--- Records Enclosed Below ---

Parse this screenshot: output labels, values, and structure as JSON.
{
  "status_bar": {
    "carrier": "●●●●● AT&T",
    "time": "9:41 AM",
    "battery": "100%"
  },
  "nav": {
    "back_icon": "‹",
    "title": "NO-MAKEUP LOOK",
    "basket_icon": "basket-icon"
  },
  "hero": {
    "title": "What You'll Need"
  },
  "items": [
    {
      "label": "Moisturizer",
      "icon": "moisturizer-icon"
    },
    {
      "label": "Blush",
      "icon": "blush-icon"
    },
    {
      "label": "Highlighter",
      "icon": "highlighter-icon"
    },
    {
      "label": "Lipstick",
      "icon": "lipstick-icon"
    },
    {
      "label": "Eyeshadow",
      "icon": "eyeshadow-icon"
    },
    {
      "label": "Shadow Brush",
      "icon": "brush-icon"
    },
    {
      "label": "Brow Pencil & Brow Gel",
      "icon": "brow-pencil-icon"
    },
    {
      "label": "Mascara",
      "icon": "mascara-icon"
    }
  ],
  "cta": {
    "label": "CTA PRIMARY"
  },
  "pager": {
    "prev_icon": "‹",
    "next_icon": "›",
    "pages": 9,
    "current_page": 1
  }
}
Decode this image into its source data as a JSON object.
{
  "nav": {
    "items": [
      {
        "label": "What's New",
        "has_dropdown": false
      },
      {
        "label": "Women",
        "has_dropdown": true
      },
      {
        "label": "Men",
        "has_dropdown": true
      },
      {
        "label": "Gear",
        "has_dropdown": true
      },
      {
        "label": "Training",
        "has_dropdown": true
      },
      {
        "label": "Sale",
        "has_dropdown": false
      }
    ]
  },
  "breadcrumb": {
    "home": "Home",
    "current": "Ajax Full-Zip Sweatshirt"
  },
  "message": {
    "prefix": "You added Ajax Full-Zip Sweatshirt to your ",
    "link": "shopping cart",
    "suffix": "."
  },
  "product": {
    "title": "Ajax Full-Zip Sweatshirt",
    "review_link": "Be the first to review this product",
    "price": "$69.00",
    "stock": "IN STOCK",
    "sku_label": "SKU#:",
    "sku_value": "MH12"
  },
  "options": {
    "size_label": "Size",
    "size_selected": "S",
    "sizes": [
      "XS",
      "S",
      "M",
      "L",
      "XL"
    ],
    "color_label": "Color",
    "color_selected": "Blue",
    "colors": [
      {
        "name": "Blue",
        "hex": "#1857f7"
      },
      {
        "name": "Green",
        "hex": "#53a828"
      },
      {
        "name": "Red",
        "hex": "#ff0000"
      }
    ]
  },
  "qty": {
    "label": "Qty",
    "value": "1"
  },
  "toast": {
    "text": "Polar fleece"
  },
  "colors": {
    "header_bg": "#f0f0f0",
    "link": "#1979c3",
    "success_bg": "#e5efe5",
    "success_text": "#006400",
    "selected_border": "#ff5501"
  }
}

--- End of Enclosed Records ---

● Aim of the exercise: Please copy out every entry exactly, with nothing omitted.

● Exercise output:
Parse this screenshot: output labels, values, and structure as JSON.
{
  "status_bar": {
    "carrier": "●●●●● AT&T",
    "time": "9:41 AM",
    "battery": "100%"
  },
  "nav": {
    "back_icon": "‹",
    "title": "NO-MAKEUP LOOK",
    "basket_icon": "basket-icon"
  },
  "hero": {
    "title": "What You'll Need"
  },
  "items": [
    {
      "label": "Moisturizer",
      "icon": "moisturizer-icon"
    },
    {
      "label": "Blush",
      "icon": "blush-icon"
    },
    {
      "label": "Highlighter",
      "icon": "highlighter-icon"
    },
    {
      "label": "Lipstick",
      "icon": "lipstick-icon"
    },
    {
      "label": "Eyeshadow",
      "icon": "eyeshadow-icon"
    },
    {
      "label": "Shadow Brush",
      "icon": "brush-icon"
    },
    {
      "label": "Brow Pencil & Brow Gel",
      "icon": "brow-pencil-icon"
    },
    {
      "label": "Mascara",
      "icon": "mascara-icon"
    }
  ],
  "cta": {
    "label": "CTA PRIMARY"
  },
  "pager": {
    "prev_icon": "‹",
    "next_icon": "›",
    "pages": 9,
    "current_page": 1
  }
}
Decode this image into its source data as a JSON object.
{
  "nav": {
    "items": [
      {
        "label": "What's New",
        "has_dropdown": false
      },
      {
        "label": "Women",
        "has_dropdown": true
      },
      {
        "label": "Men",
        "has_dropdown": true
      },
      {
        "label": "Gear",
        "has_dropdown": true
      },
      {
        "label": "Training",
        "has_dropdown": true
      },
      {
        "label": "Sale",
        "has_dropdown": false
      }
    ]
  },
  "breadcrumb": {
    "home": "Home",
    "current": "Ajax Full-Zip Sweatshirt"
  },
  "message": {
    "prefix": "You added Ajax Full-Zip Sweatshirt to your ",
    "link": "shopping cart",
    "suffix": "."
  },
  "product": {
    "title": "Ajax Full-Zip Sweatshirt",
    "review_link": "Be the first to review this product",
    "price": "$69.00",
    "stock": "IN STOCK",
    "sku_label": "SKU#:",
    "sku_value": "MH12"
  },
  "options": {
    "size_label": "Size",
    "size_selected": "S",
    "sizes": [
      "XS",
      "S",
      "M",
      "L",
      "XL"
    ],
    "color_label": "Color",
    "color_selected": "Blue",
    "colors": [
      {
        "name": "Blue",
        "hex": "#1857f7"
      },
      {
        "name": "Green",
        "hex": "#53a828"
      },
      {
        "name": "Red",
        "hex": "#ff0000"
      }
    ]
  },
  "qty": {
    "label": "Qty",
    "value": "1"
  },
  "toast": {
    "text": "Polar fleece"
  },
  "colors": {
    "header_bg": "#f0f0f0",
    "link": "#1979c3",
    "success_bg": "#e5efe5",
    "success_text": "#006400",
    "selected_border": "#ff5501"
  }
}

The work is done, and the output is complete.